FLOWER MOUND, Texas (CBSDFW.COM) – When it’s time to replace your roof, most contractors will quote you one price, the most affordable one, to get the job done.
Spending more though, could save you money in the long run.
Opting for a class 4 impact resistant shingle cost me nearly $1,700 more up front, but reduced my annual premium with USAA by over $400.
State Farm, the largest insurer of homes in Texas, says upgrading can cut its customers regular payments by up to 28 percent.
“It could qualify you for a pretty significant homeowners discount,” said Chris Pilcic, a State Farm spokesperson.
Click here to see if your insurer offers a discount.
The biggest savings, though, may come from not having to pay a deductible on another roof the next time hail hits.
“Anything from inch and a quarter to inch and a half up normally totals a roof,” said Richard Lack, the owner of Eco Roofing.
He says about five percent of his customers choose to upgrade, and he notices the difference.
“A year or two later when they have a hail storm, we’ll come back (and the roof is) without damage,” he said.
To test the difference roof shingles can make, CBS 11 went to Haag Engineering in Flower Mound.
Engineers there make their own hail, freezing balls of ice to meet precise specifications.
Using a professional slingshot, chief engineer Steve Smith shot a golf ball-sized hailstone at a row of standard shingles, mounted on wooden board.
“That is clearly damaged,” he said, examining the dent. “You can definitely feel the shingle has been fractured.”
The same impact on a class 4 shingle left no trace.
Engineers then brought out what looks like a cannon mounted to forklift that uses pressurized air to launch larger hailstones.
A three and half inch piece of hail, one almost as big as a softball, flying over a 100 miles an hour punctured the standard shingles and the wood behind it, leaving a gaping hole through what would be your roof.
“This is the type of damage that we saw a few years ago in Wylie, Texas, that supersize hail that actually went through people’s attics,” said Smith.
To demonstrate that every shingle has its limits, he shot a 4-inch hailstone at the impact resistant shingles, leaving a visible crater.

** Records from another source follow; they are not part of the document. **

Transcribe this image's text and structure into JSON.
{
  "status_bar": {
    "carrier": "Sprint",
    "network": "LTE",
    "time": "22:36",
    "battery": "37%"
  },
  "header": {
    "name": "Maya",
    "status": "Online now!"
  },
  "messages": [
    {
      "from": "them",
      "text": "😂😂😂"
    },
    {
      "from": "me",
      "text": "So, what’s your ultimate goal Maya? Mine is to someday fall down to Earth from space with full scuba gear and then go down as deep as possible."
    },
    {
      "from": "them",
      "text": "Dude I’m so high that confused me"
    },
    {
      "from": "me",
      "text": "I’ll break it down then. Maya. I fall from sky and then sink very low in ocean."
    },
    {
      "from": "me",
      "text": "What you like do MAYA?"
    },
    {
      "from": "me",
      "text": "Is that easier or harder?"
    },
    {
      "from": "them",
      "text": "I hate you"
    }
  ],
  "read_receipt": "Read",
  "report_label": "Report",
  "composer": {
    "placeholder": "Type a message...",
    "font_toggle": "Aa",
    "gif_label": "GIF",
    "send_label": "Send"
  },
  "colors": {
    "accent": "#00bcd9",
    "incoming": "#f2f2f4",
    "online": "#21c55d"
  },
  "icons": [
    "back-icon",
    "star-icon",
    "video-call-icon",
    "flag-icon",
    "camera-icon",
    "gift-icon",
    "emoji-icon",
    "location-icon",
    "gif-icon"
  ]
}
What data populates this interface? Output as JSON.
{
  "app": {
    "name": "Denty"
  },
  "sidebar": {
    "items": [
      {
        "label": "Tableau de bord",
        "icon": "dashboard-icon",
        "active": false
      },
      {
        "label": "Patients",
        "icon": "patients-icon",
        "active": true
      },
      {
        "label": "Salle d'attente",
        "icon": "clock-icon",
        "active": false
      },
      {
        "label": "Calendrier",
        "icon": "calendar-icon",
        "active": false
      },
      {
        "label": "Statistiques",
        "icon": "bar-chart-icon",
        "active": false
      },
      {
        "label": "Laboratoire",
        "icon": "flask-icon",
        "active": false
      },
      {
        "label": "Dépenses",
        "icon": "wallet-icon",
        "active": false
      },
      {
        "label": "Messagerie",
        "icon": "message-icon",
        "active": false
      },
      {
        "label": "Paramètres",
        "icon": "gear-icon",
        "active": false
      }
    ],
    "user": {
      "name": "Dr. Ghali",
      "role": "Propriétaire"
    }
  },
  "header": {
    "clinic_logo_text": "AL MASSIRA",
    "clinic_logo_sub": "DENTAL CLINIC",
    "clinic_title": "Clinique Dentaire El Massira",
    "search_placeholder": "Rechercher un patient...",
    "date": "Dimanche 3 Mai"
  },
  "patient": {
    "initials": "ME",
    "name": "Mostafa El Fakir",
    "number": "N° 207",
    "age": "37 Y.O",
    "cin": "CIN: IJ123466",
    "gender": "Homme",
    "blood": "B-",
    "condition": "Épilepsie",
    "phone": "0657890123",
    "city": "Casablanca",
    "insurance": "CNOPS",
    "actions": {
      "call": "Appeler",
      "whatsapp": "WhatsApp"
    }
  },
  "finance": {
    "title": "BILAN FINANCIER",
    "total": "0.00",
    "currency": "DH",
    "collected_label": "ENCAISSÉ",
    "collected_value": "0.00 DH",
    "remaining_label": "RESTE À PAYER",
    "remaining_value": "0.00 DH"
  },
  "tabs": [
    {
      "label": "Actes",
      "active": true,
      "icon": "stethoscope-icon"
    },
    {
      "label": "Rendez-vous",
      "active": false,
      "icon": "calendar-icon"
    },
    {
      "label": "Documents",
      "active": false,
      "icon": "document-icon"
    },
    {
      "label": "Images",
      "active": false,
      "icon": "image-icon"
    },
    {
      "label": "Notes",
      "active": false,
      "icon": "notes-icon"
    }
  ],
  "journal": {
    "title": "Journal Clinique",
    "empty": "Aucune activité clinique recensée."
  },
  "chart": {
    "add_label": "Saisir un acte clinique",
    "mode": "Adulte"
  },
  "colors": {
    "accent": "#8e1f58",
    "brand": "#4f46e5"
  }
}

The class 4 shingle suffered less damage and was more likely when hit with smaller hail to survive unscathed, making it an investment that may be worth considering.